__EXERCISE PROMPT__: Whenever the string "name" turns up in a line of the data below, copy that line.

Web page and app entries:
_ _ _ _ _

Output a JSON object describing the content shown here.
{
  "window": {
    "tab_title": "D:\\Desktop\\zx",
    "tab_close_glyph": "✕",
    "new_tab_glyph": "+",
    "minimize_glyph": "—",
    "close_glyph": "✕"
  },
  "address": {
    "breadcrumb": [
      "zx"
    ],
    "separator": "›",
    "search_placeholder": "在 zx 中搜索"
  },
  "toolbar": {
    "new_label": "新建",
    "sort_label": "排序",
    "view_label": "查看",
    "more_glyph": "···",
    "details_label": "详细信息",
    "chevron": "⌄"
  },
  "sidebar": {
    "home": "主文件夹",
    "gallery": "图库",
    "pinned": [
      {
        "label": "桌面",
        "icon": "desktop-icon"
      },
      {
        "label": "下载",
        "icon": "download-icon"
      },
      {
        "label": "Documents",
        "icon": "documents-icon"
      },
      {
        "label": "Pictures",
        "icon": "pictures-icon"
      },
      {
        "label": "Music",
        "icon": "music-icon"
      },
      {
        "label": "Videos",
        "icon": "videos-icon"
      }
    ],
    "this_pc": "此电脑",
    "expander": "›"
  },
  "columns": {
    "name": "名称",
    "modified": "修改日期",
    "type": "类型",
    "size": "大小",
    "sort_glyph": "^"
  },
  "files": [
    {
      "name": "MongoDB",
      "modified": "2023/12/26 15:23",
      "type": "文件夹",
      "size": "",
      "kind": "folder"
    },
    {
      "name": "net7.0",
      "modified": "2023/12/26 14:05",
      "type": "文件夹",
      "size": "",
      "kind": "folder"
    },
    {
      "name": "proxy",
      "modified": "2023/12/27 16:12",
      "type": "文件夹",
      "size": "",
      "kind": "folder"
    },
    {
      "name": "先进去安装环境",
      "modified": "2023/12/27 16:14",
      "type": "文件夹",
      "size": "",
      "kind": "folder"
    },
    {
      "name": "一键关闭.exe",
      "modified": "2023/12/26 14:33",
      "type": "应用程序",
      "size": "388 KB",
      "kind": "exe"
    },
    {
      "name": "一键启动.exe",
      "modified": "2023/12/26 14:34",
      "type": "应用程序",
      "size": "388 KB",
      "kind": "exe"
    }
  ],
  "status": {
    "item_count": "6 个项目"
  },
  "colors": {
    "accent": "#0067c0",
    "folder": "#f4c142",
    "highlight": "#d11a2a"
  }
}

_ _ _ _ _

__OUTPUT FOR THIS EXERCISE__:
    "name": "名称",
      "name": "MongoDB",
      "name": "net7.0",
      "name": "proxy",
      "name": "先进去安装环境",
      "name": "一键关闭.exe",
      "name": "一键启动.exe",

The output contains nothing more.